_PROVIDED DATA_.
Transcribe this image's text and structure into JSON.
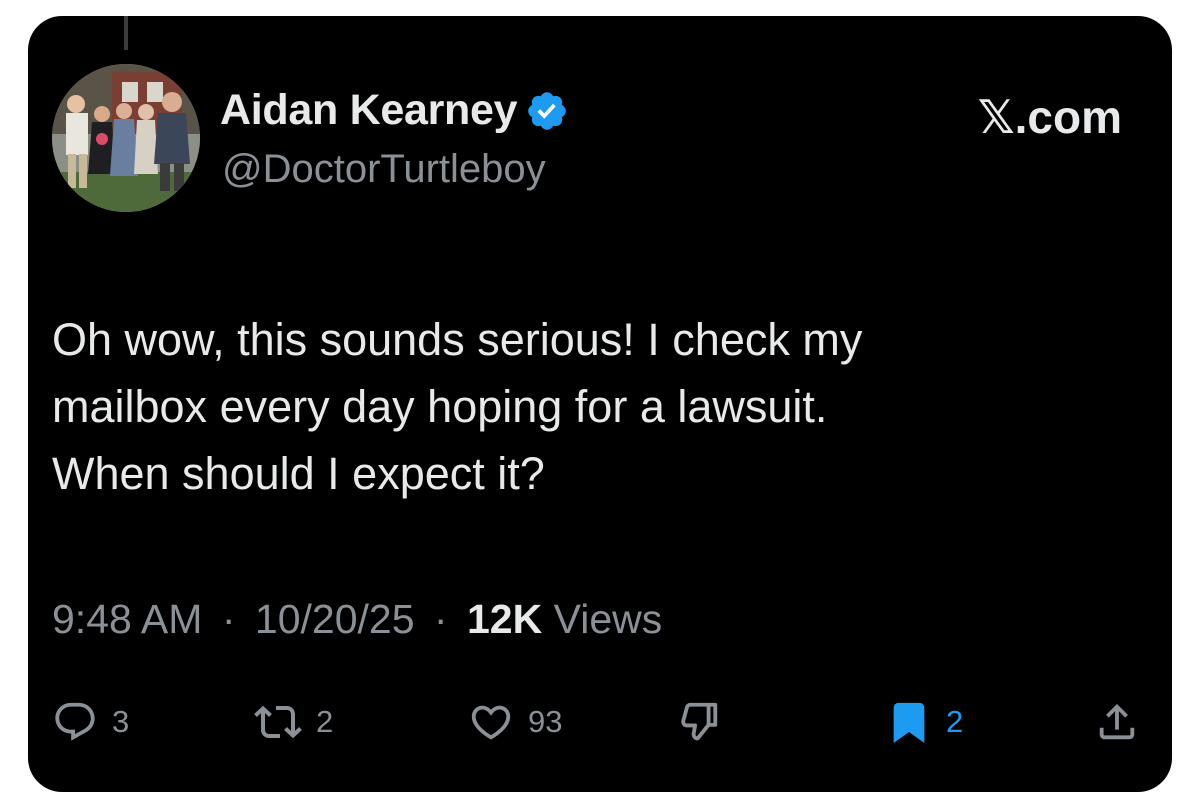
{
  "tweet": {
    "display_name": "Aidan Kearney",
    "handle": "@DoctorTurtleboy",
    "site_label": "𝕏.com",
    "verified": true,
    "body_lines": [
      "Oh wow, this sounds serious! I check my",
      "mailbox every day hoping for a lawsuit.",
      "When should I expect it?"
    ],
    "time": "9:48 AM",
    "separator": "·",
    "date": "10/20/25",
    "views_count": "12K",
    "views_label": "Views"
  },
  "actions": {
    "replies": "3",
    "reposts": "2",
    "likes": "93",
    "bookmarks": "2"
  },
  "icons": {
    "reply": "reply-icon",
    "repost": "repost-icon",
    "like": "heart-icon",
    "dislike": "dislike-icon",
    "bookmark": "bookmark-icon",
    "share": "share-icon",
    "verified": "verified-badge-icon"
  },
  "colors": {
    "background": "#000000",
    "text_primary": "#e7e9ea",
    "text_secondary": "#8b9096",
    "accent": "#1d9bf0"
  }
}
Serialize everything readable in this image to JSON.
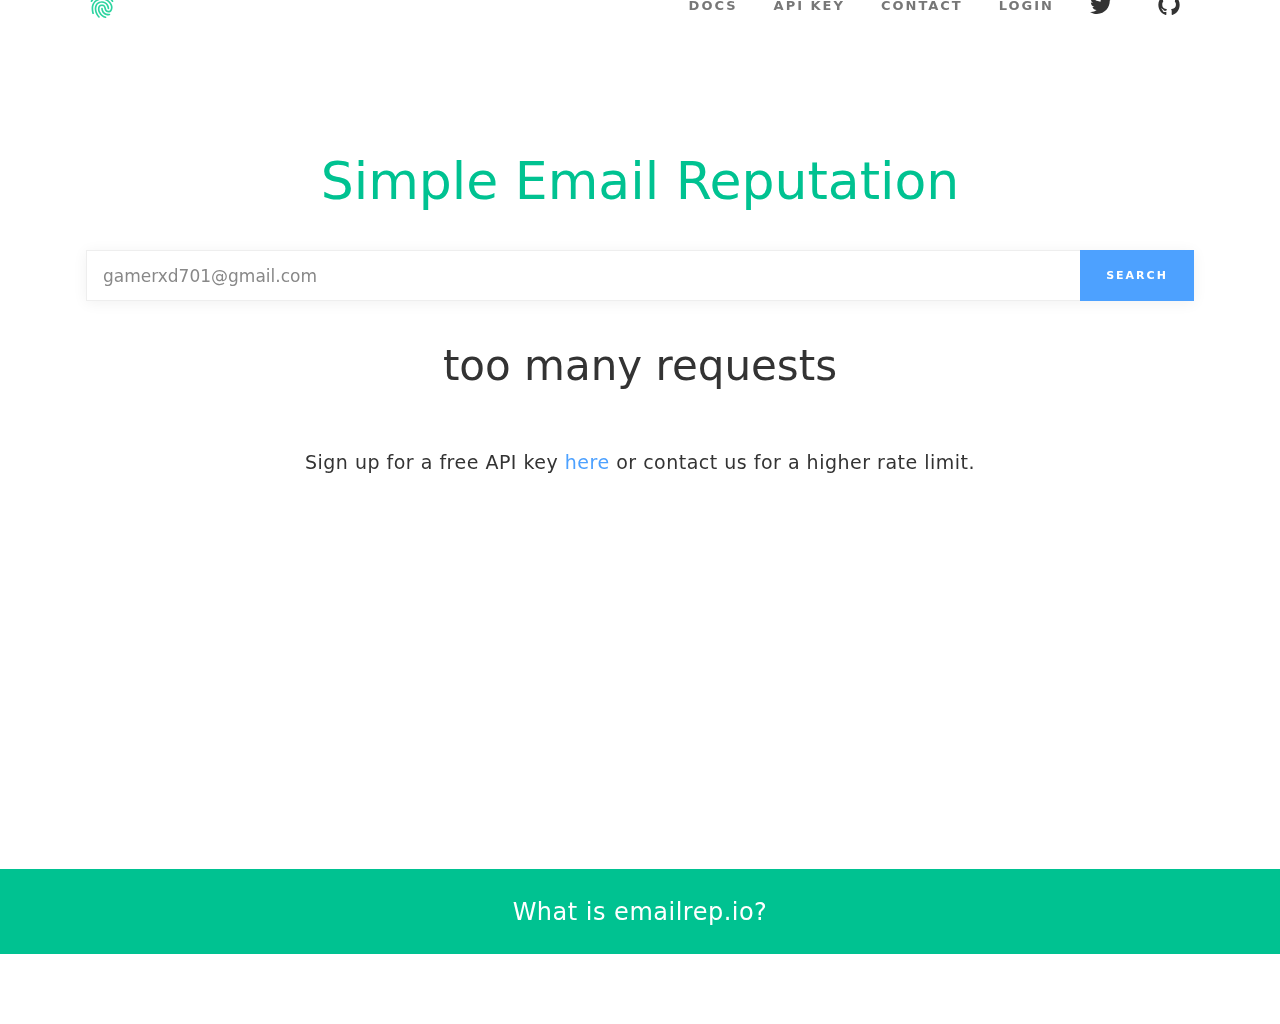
{
  "nav": {
    "links": [
      {
        "label": "DOCS"
      },
      {
        "label": "API KEY"
      },
      {
        "label": "CONTACT"
      },
      {
        "label": "LOGIN"
      }
    ]
  },
  "hero": {
    "title": "Simple Email Reputation",
    "search": {
      "value": "gamerxd701@gmail.com",
      "button": "SEARCH"
    },
    "result": "too many requests",
    "message": "Sign up for a free API key ",
    "link": "here",
    "message_end": " or contact us for a higher rate limit."
  },
  "footer_band": {
    "title": "What is emailrep.io?"
  }
}
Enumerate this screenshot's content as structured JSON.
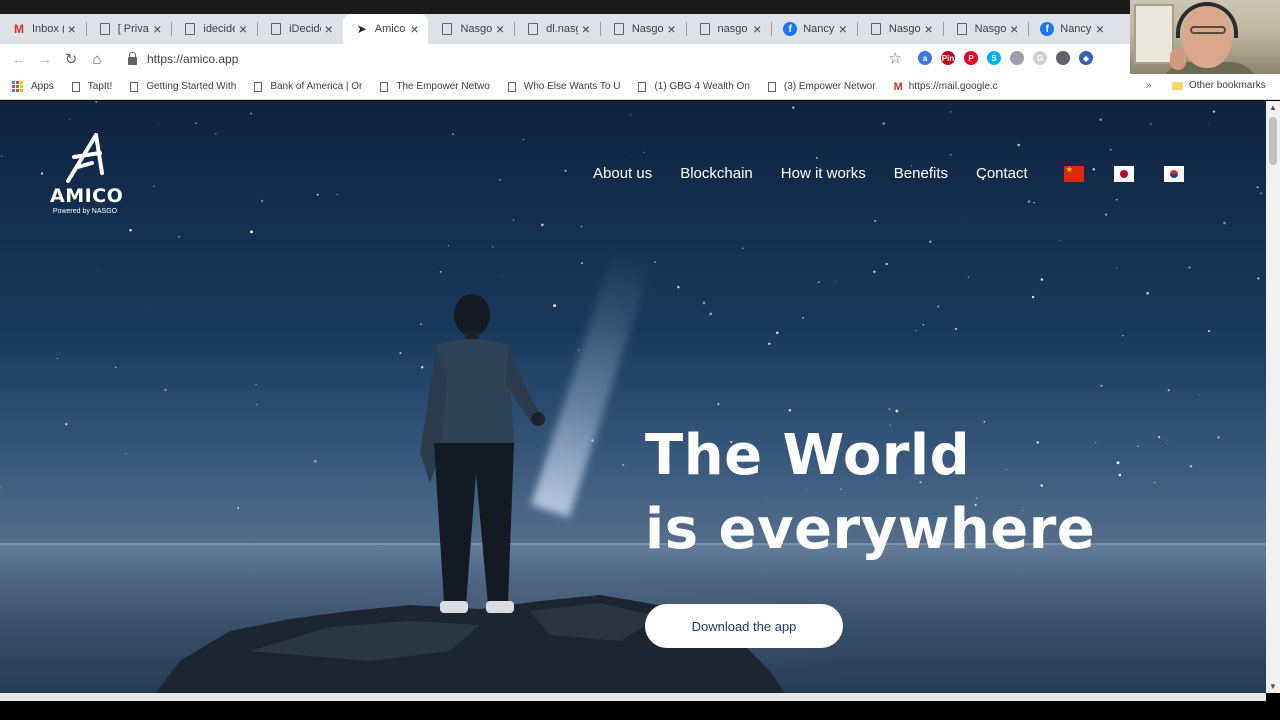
{
  "browser": {
    "tabs": [
      {
        "title": "Inbox (",
        "favicon": "gmail-icon",
        "active": false
      },
      {
        "title": "[ Privat",
        "favicon": "document-icon",
        "active": false
      },
      {
        "title": "idecide",
        "favicon": "document-icon",
        "active": false
      },
      {
        "title": "iDecide",
        "favicon": "document-icon",
        "active": false
      },
      {
        "title": "Amico",
        "favicon": "amico-icon",
        "active": true
      },
      {
        "title": "Nasgo",
        "favicon": "document-icon",
        "active": false
      },
      {
        "title": "dl.nasg",
        "favicon": "document-icon",
        "active": false
      },
      {
        "title": "Nasgo",
        "favicon": "document-icon",
        "active": false
      },
      {
        "title": "nasgo",
        "favicon": "document-icon",
        "active": false
      },
      {
        "title": "Nancy",
        "favicon": "facebook-icon",
        "active": false
      },
      {
        "title": "Nasgo",
        "favicon": "document-icon",
        "active": false
      },
      {
        "title": "Nasgo",
        "favicon": "document-icon",
        "active": false
      },
      {
        "title": "Nancy",
        "favicon": "facebook-icon",
        "active": false
      }
    ],
    "url": "https://amico.app",
    "extensions": [
      {
        "name": "amazon-extension-icon",
        "color": "#3b78e7",
        "glyph": "a"
      },
      {
        "name": "pinterest-save-extension-icon",
        "color": "#bd081c",
        "glyph": "Pin"
      },
      {
        "name": "pinterest-extension-icon",
        "color": "#e60023",
        "glyph": "P"
      },
      {
        "name": "skype-extension-icon",
        "color": "#00aff0",
        "glyph": "S"
      },
      {
        "name": "grey-circle-extension-icon",
        "color": "#9aa0a6",
        "glyph": ""
      },
      {
        "name": "google-extension-icon",
        "color": "#cfd2d6",
        "glyph": "G"
      },
      {
        "name": "shield-extension-icon",
        "color": "#5f6368",
        "glyph": ""
      },
      {
        "name": "ethereum-extension-icon",
        "color": "#3c5fb8",
        "glyph": "◆"
      }
    ],
    "bookmarks": [
      {
        "label": "Apps",
        "icon": "apps-grid-icon"
      },
      {
        "label": "TapIt!",
        "icon": "document-icon"
      },
      {
        "label": "Getting Started With",
        "icon": "document-icon"
      },
      {
        "label": "Bank of America | Or",
        "icon": "document-icon"
      },
      {
        "label": "The Empower Netwo",
        "icon": "document-icon"
      },
      {
        "label": "Who Else Wants To U",
        "icon": "document-icon"
      },
      {
        "label": "(1) GBG 4 Wealth On",
        "icon": "document-icon"
      },
      {
        "label": "(3) Empower Networ",
        "icon": "document-icon"
      },
      {
        "label": "https://mail.google.c",
        "icon": "gmail-icon"
      }
    ],
    "bookmarks_overflow": "»",
    "other_bookmarks": "Other bookmarks"
  },
  "site": {
    "logo_name": "AMICO",
    "logo_sub": "Powered by NASGO",
    "nav": [
      "About us",
      "Blockchain",
      "How it works",
      "Benefits",
      "Contact"
    ],
    "languages": [
      "chinese-flag-icon",
      "japanese-flag-icon",
      "korean-flag-icon"
    ],
    "hero_line1": "The World",
    "hero_line2": "is everywhere",
    "cta": "Download the app",
    "cta_text_color": "#1f3b68"
  }
}
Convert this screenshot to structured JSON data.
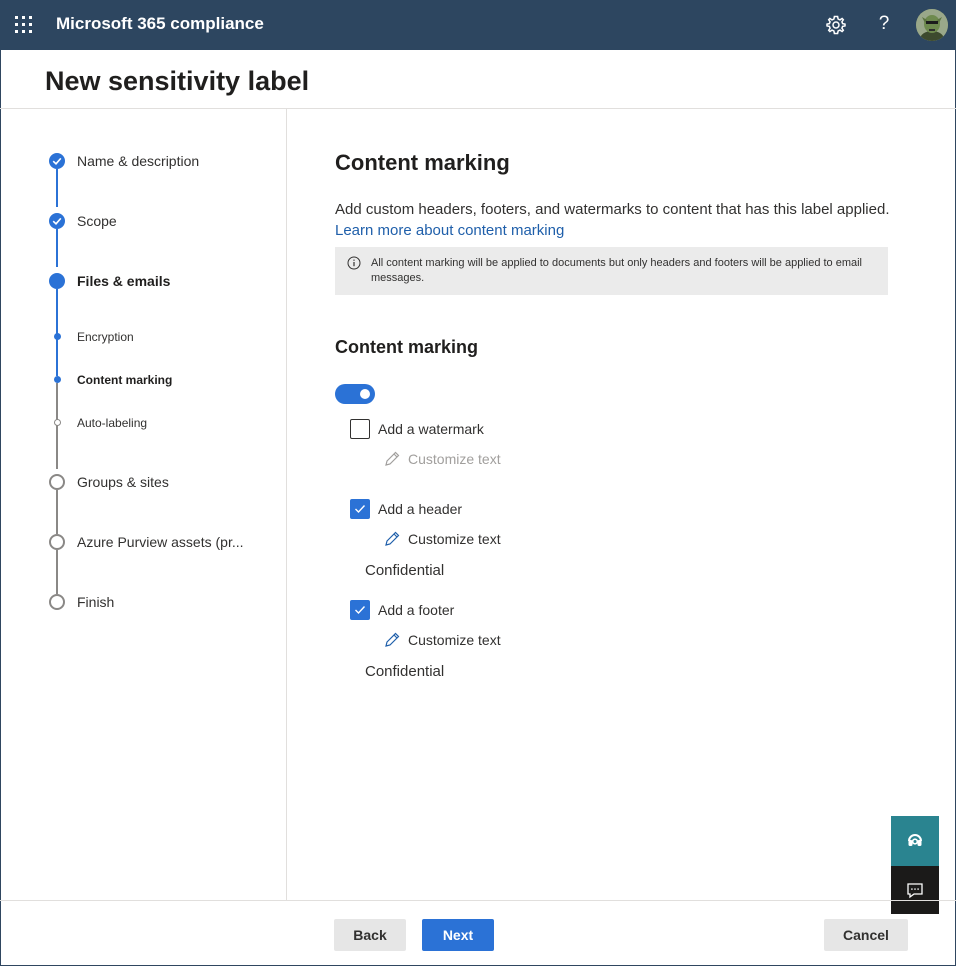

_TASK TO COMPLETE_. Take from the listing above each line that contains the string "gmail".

_SOLUTION FOR THIS EXERCISE_.
      "value": "gamerxd701@gmail.com",
        "favicon": "gmail-icon",
        "icon": "gmail-icon"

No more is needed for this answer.